5. Mr. Sompura then relied on the decision in Govind Ram v. Abdul Wahab , where it has been laid down as under;
While on the one hand, the requirement of 'reasonable and bona fide personal necessity' does not merely mean a mere wish or desire on the part of the landlord to go into occupation of his own property whenever it suits his sweet will or pleasure to do so, on the other hand, it does not also mean that the plaintiff must establish absolute or 'dire' necessity, for the occupation of the property in dispute for his own or his family purpose. What he has to prove is that he has a present reasonable need for occupying the property in connection with which the suit has been brought and that his need is not motivated by any extraneous considerations of greed or any other similar factor. I have no dispute with the propositions laid down therein.
6. Mr. Sompura took me through the evidence in this case. The plaintiff had not stated in his evidence that the premises in his occupation as tenant were insufficient to accommodate his family. The plaintiff had not stated that he was under threat of eviction by his landlord or that the premises in his possession were in any way inconvenient to him. The plaintiff stated that he purchased the property for his use, that he was residing in the rented premises and that he now wants the suit premises for residence. This can hardly be sufficient to prove that the plaintiff requires the suit premises for his personal use as required by the provisions of Section 13(1)(g) of the Act. The plaintiff had examined Trambaklal Ex. 25, Bhupendrakumar Ex. 32 and Madhabhai Ex. 30 as his witnesses but none of them say that premises wherein the plaintiff was residing were insufficient to accommodate him or that the plaintiff was under the threat of eviction from the said premises. There is no evidence to prove that the plaintiff was not in financial conditio-- to pay the rent of Rs. 25/- per. month in respect of the rented premises.

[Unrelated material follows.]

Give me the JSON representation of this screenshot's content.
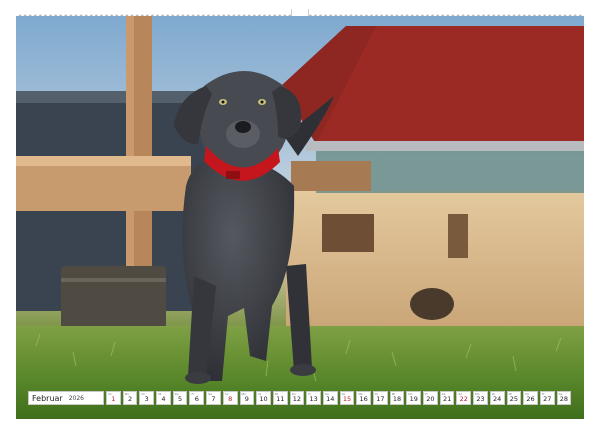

7. Thus the evidence of the plaintiff is insufficient to prove that he required the suit premises for his reasonable per sonal use. The learned appellate Judge, therefore, was in error in holding that the plaintiff required the suit premises reasonably for his personal use and passing a decree of possession of the suit premises in his favour. The result is that I set aside the decree passed by the learned appellate Judge requiring the defendant to hand over possession of apart of the suit premises to the plaintiff, and restore the decree passed by the trial Court. The appeal of the defendant is allowed with costs throughout.